If a line in the entries contains the string "feature", include that line in your answer.
---- Record extracts
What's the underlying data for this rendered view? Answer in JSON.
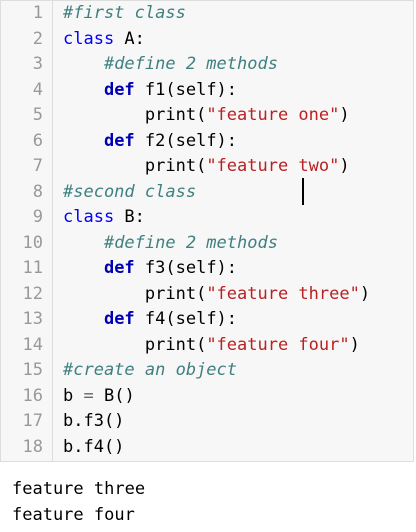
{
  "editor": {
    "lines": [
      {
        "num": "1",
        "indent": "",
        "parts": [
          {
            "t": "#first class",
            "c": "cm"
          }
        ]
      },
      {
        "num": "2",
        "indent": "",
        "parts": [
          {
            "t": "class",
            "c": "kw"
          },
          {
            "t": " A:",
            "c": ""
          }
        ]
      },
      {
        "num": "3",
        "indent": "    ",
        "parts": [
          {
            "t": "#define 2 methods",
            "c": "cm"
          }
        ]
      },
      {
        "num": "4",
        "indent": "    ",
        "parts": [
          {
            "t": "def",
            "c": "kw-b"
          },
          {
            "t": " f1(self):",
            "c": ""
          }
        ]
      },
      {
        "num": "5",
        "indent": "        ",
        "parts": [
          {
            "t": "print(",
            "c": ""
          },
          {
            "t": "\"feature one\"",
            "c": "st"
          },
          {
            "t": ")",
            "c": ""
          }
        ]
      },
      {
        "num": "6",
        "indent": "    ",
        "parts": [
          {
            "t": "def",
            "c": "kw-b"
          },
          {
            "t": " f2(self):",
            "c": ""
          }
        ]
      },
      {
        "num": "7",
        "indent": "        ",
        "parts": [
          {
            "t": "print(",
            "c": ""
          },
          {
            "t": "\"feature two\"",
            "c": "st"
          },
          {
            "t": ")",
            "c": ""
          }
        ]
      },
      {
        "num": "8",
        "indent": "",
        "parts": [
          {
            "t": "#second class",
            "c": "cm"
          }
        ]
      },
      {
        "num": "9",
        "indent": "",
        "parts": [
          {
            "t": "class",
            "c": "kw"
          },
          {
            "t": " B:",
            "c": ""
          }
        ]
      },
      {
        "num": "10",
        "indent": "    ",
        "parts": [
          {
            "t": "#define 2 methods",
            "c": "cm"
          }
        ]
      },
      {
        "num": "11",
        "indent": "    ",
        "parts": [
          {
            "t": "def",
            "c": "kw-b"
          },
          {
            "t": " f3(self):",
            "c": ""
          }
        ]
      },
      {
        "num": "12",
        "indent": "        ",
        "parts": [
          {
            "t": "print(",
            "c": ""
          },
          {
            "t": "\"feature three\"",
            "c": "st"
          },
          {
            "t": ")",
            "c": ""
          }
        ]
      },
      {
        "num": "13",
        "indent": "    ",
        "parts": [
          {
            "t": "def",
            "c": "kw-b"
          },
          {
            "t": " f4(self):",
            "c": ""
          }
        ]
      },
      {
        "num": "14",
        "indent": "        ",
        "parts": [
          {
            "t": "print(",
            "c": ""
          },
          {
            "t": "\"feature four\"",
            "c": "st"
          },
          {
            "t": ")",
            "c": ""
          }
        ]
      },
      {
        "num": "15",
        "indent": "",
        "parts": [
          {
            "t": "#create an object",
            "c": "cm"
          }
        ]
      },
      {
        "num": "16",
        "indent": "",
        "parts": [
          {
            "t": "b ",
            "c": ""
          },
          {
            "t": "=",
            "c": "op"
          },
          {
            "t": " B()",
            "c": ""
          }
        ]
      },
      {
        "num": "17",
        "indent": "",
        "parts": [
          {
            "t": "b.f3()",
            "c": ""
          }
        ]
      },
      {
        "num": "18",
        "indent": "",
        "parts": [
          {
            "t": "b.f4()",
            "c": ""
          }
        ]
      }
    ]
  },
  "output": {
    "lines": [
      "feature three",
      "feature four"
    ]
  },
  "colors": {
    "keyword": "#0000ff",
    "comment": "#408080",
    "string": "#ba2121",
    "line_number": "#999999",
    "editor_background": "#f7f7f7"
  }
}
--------
• Task solution
            "t": "\"feature one\"",
            "t": "\"feature two\"",
            "t": "\"feature three\"",
            "t": "\"feature four\"",
      "feature three",
      "feature four"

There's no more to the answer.